|Amazing excerpts from Tad Williams' The Dragonbone Chair
||[Jul. 9th, 2008|07:46 pm]
I strongly recommend this if you're into fantasy, or good books in general. Every time I read the series, it puts me right into my element.
Without further ado, here are my favorite quotes!
(Pronouns have been omitted to stop spoilers)
I try to live by these words. Plus, it helps that their epic nature makes me drool:
"This is the hour at last, then, he thought wildly. Steel rang on polished witchwood. There must be honor, the thought was desperate. Even if there is no one to see it...God will see..."
I would love to know what it's like to feel oneself and the world this way; every time I want a new perspective, I re-read this passage:
"The dragon's black blood had spilled over him, burning like a fire. In the instant of its touch he had felt his own life subdued. The dreadful essence coursed through him, scalding away his spirit, and leaving only dragon-life. It was as if he had himself become--in the failing moment before darkness came--the Worm's secret heart.
[The dragon]'s smolderingly slow and intricate life captured him. He spread; he changed, and the changing was as painful as both death and birth.
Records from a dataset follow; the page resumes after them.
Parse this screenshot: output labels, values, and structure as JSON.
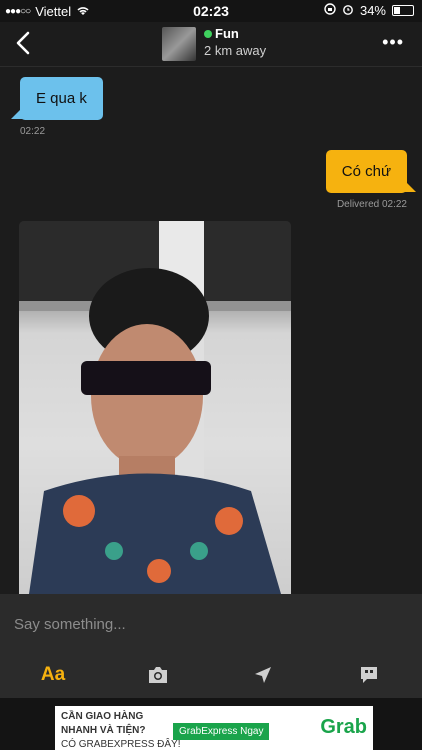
{
  "status_bar": {
    "carrier": "Viettel",
    "signal": "●●●○○",
    "time": "02:23",
    "battery_pct": "34%",
    "battery_level": 0.34
  },
  "header": {
    "name": "Fun",
    "distance": "2 km away",
    "online_color": "#3fd15e"
  },
  "messages": [
    {
      "direction": "in",
      "text": "E qua k",
      "time": "02:22"
    },
    {
      "direction": "out",
      "text": "Có chứ",
      "status": "Delivered 02:22"
    }
  ],
  "composer": {
    "placeholder": "Say something...",
    "tools": [
      {
        "label": "Aa",
        "icon": "text-format-icon"
      },
      {
        "icon": "camera-icon"
      },
      {
        "icon": "location-arrow-icon"
      },
      {
        "icon": "quote-bubble-icon"
      }
    ]
  },
  "ad": {
    "line1": "CẦN GIAO HÀNG",
    "line2": "NHANH VÀ TIỆN?",
    "line3": "CÓ GRABEXPRESS ĐÂY!",
    "button": "GrabExpress Ngay",
    "brand": "Grab"
  },
  "colors": {
    "incoming_bubble": "#6cc1ec",
    "outgoing_bubble": "#f6b20f",
    "background": "#1c1c1c"
  }
}
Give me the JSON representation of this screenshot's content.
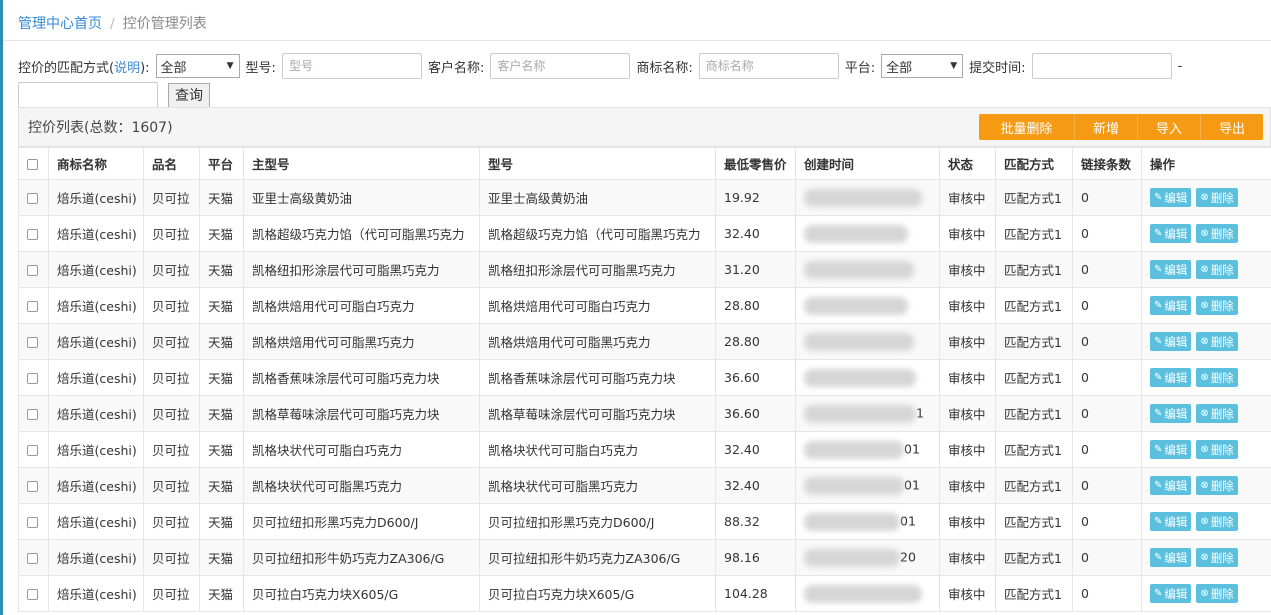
{
  "breadcrumb": {
    "home": "管理中心首页",
    "separator": "/",
    "current": "控价管理列表"
  },
  "filters": {
    "match_label": "控价的匹配方式(",
    "match_link": "说明",
    "match_label_end": "):",
    "match_value": "全部",
    "model_label": "型号:",
    "model_placeholder": "型号",
    "customer_label": "客户名称:",
    "customer_placeholder": "客户名称",
    "brand_label": "商标名称:",
    "brand_placeholder": "商标名称",
    "platform_label": "平台:",
    "platform_value": "全部",
    "time_label": "提交时间:",
    "time_sep": "-",
    "query_label": "查询"
  },
  "panel": {
    "title": "控价列表(总数：1607)",
    "buttons": [
      "批量删除",
      "新增",
      "导入",
      "导出"
    ]
  },
  "table": {
    "headers": [
      "",
      "商标名称",
      "品名",
      "平台",
      "主型号",
      "型号",
      "最低零售价",
      "创建时间",
      "状态",
      "匹配方式",
      "链接条数",
      "操作"
    ],
    "edit_label": "编辑",
    "delete_label": "删除",
    "rows": [
      [
        "焙乐道(ceshi)",
        "贝可拉",
        "天猫",
        "亚里士高级黄奶油",
        "亚里士高级黄奶油",
        "19.92",
        "",
        "审核中",
        "匹配方式1",
        "0"
      ],
      [
        "焙乐道(ceshi)",
        "贝可拉",
        "天猫",
        "凯格超级巧克力馅（代可可脂黑巧克力",
        "凯格超级巧克力馅（代可可脂黑巧克力",
        "32.40",
        "",
        "审核中",
        "匹配方式1",
        "0"
      ],
      [
        "焙乐道(ceshi)",
        "贝可拉",
        "天猫",
        "凯格纽扣形涂层代可可脂黑巧克力",
        "凯格纽扣形涂层代可可脂黑巧克力",
        "31.20",
        "",
        "审核中",
        "匹配方式1",
        "0"
      ],
      [
        "焙乐道(ceshi)",
        "贝可拉",
        "天猫",
        "凯格烘焙用代可可脂白巧克力",
        "凯格烘焙用代可可脂白巧克力",
        "28.80",
        "",
        "审核中",
        "匹配方式1",
        "0"
      ],
      [
        "焙乐道(ceshi)",
        "贝可拉",
        "天猫",
        "凯格烘焙用代可可脂黑巧克力",
        "凯格烘焙用代可可脂黑巧克力",
        "28.80",
        "",
        "审核中",
        "匹配方式1",
        "0"
      ],
      [
        "焙乐道(ceshi)",
        "贝可拉",
        "天猫",
        "凯格香蕉味涂层代可可脂巧克力块",
        "凯格香蕉味涂层代可可脂巧克力块",
        "36.60",
        "",
        "审核中",
        "匹配方式1",
        "0"
      ],
      [
        "焙乐道(ceshi)",
        "贝可拉",
        "天猫",
        "凯格草莓味涂层代可可脂巧克力块",
        "凯格草莓味涂层代可可脂巧克力块",
        "36.60",
        "1",
        "审核中",
        "匹配方式1",
        "0"
      ],
      [
        "焙乐道(ceshi)",
        "贝可拉",
        "天猫",
        "凯格块状代可可脂白巧克力",
        "凯格块状代可可脂白巧克力",
        "32.40",
        "01",
        "审核中",
        "匹配方式1",
        "0"
      ],
      [
        "焙乐道(ceshi)",
        "贝可拉",
        "天猫",
        "凯格块状代可可脂黑巧克力",
        "凯格块状代可可脂黑巧克力",
        "32.40",
        "01",
        "审核中",
        "匹配方式1",
        "0"
      ],
      [
        "焙乐道(ceshi)",
        "贝可拉",
        "天猫",
        "贝可拉纽扣形黑巧克力D600/J",
        "贝可拉纽扣形黑巧克力D600/J",
        "88.32",
        "01",
        "审核中",
        "匹配方式1",
        "0"
      ],
      [
        "焙乐道(ceshi)",
        "贝可拉",
        "天猫",
        "贝可拉纽扣形牛奶巧克力ZA306/G",
        "贝可拉纽扣形牛奶巧克力ZA306/G",
        "98.16",
        "20",
        "审核中",
        "匹配方式1",
        "0"
      ],
      [
        "焙乐道(ceshi)",
        "贝可拉",
        "天猫",
        "贝可拉白巧克力块X605/G",
        "贝可拉白巧克力块X605/G",
        "104.28",
        "",
        "审核中",
        "匹配方式1",
        "0"
      ]
    ]
  }
}
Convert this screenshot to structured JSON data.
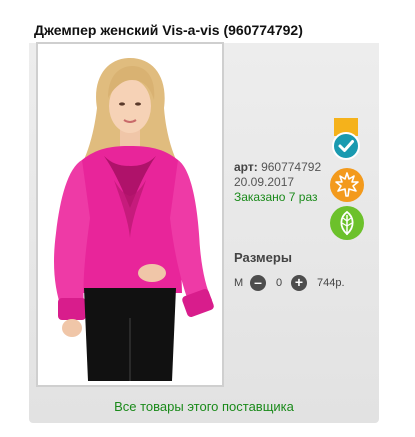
{
  "product": {
    "title": "Джемпер женский Vis-a-vis (960774792)",
    "art_label": "арт:",
    "art_value": "960774792",
    "date": "20.09.2017",
    "ordered": "Заказано 7 раз"
  },
  "sizes": {
    "label": "Размеры",
    "items": [
      {
        "size": "M",
        "qty": "0",
        "price": "744р."
      }
    ]
  },
  "footer": {
    "link": "Все товары этого поставщика"
  },
  "icons": {
    "check_badge": "check-ribbon-icon",
    "autumn": "maple-leaf-icon",
    "spring": "leaf-icon"
  },
  "colors": {
    "ordered_text": "#1a8a1a",
    "check_badge": "#1a9ab0",
    "ribbon": "#f5b21b",
    "autumn_badge": "#f39a1c",
    "spring_badge": "#6cc12b"
  }
}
His bones became heavy, solid as stone and curvingly reptilian. His skin hardened into gemlike scales, and he felt his pelt sliding on his back like a mailshirt of diamonds.
....The old black blood raced through him. Still he grew, and he perceived and named all things of the spinning world. Its skin, the earth's skin, became his own--the crawling surface of which all things were born, where they struggled and failed, surrendering at last to become a part of him once more. Its bones were his bones, the rocky pillars on which all things stood, and through which he felt every tremor of breathing life."
This is exactly how I feel about the written word:
"'Books are a form of magic because they span time and distance more surely than any spell or charm. What did so-and-so think about such-and-such two hundred years agone? Can you fly back through the ages and ask him? No--or at least, probably not.
'But ah! If he wrote down his thoughts, if somewhere there exists a scroll, or a book of his local discourses...he speaks to you! Across centuries!"
...'A piece of writing IS a trap, and the best kind. A book, you see, is the only kind of trap that keeps its captive--which is knowledge--alive forever. The more books you have, the more traps, then the better chance of capturing some particular, elusive, shining beast--one that might otherwise die unseen.'"
Now onto the next book in the series!